Saying Goodbye To My Friend

AUGUST 21, 1928 - JANUARY 26, 2013


This is a bittersweet weekend for us.  Our great neighbor and friend, Wayne D. Stanfield, passed away peacefully at his home Saturday afternoon following a battle with cancer.  We are deeply saddened at his passing and for the tremendous void it creates in our lives, but know he is now where he wanted to be - with his wonderful wife, Barbara, who pre-deceased him in May of 2010, HERE.


Wayne and Barbara - we say their names like it was one word because it seemed like they were never apart - have been our friends since the very first day we took occupancy of our home more than 39 years ago.  We learned of Wayne's kindness and selflessness that day when he spent three hours helping us unplug our guest shower drain.  That was the beginning of a wonderful friendship - one in which they welcomed us to the neighborhood, into their lives and, eventually, embraced us as members of their family.


Wayne operated a family plumbing business in Costa Mesa for more than a half-century.  He and his son, also Wayne, did the work and Barbara helped with the paperwork.  Wayne was a hardworking, honest man who lived a true Christian life.  In all the years that I've called him my friend I've never known him to say an unkind or harsh word to or about anyone.

He and Barbara were married for more than 63 years, having been childhood sweethearts as they grew up in Banning, California.  Their affection for each other was obvious every day that we knew them.  Barbara's passing two and half years ago was deeply felt by all who knew her, but Wayne was devastated.  He would carry a framed photo of her with him as he drove around town in his 1931 Model A Ford coupe and shared stories of their lives together to all who would listen.

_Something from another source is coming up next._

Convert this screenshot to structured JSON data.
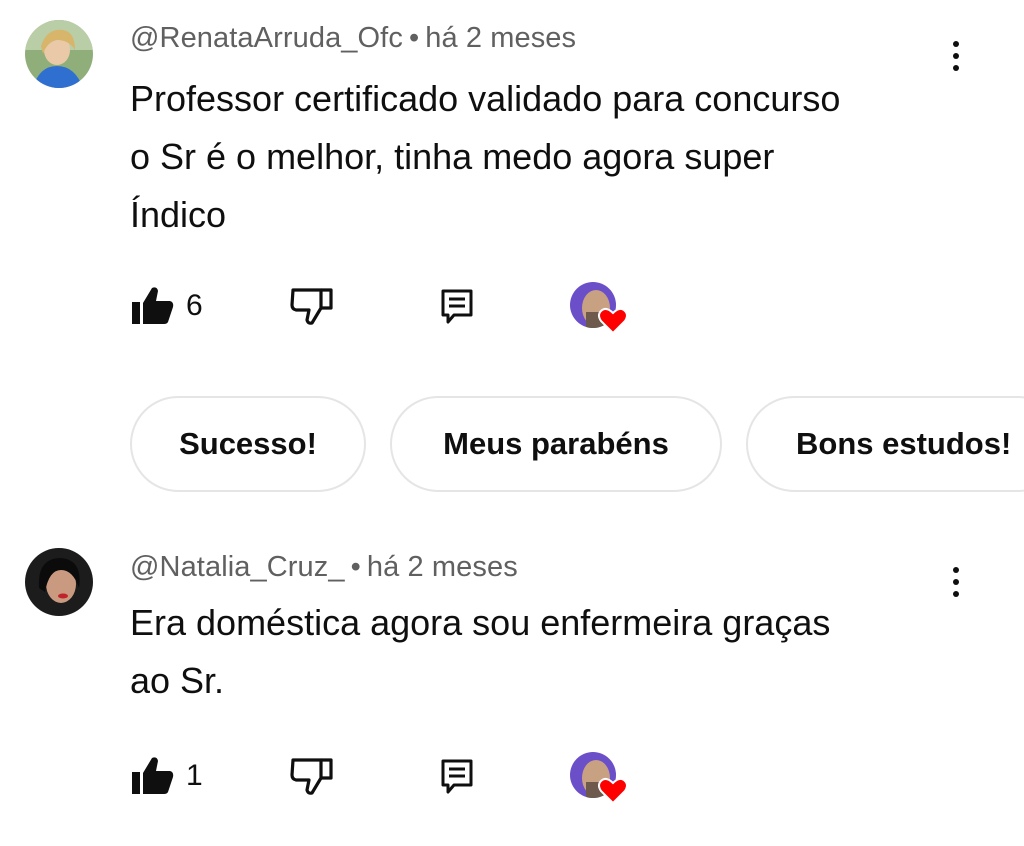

Wayne may have been the kindest man I've ever known.  He spent a lifetime helping others - friends and strangers alike.  For example, for years he and Barbara and their children would gather toys and other gifts for the Hopi Indians in Arizona and would personally transport and distribute them over the Christmas holiday each year.  They sought no thanks or recognition for this tremendous act of kindness - they just saw a need and filled it.  If you needed advice on a project Wayne was your guy.  He not only provided guidance, but would just jump in and help you do it correctly.

For more than half my life Wayne Stanfield was a friend, neighbor and mentor, selflessly sharing his life experience as a God-loving man by example.  There is simply not enough space here to recount all the stories of the joy we shared with him over these years.  I smile as I recall decades of dune buggy and boating adventures and the wonderful times we spent with him just hanging out or helping with projects.  Age-wise, he was more like an older brother, but everyone called him "Father" - such was the esteem in which he was held by all who knew him.


Wayne is survived by his children, Wayne K. Stanfield (Theresa) of Santa Ana and Cathy Binnquist (Bruce) of Costa Mesa, four grand children, eight great grandchildren and hundreds of friends.  A celebration of his life will be held later this week, followed by a private family service at a future date.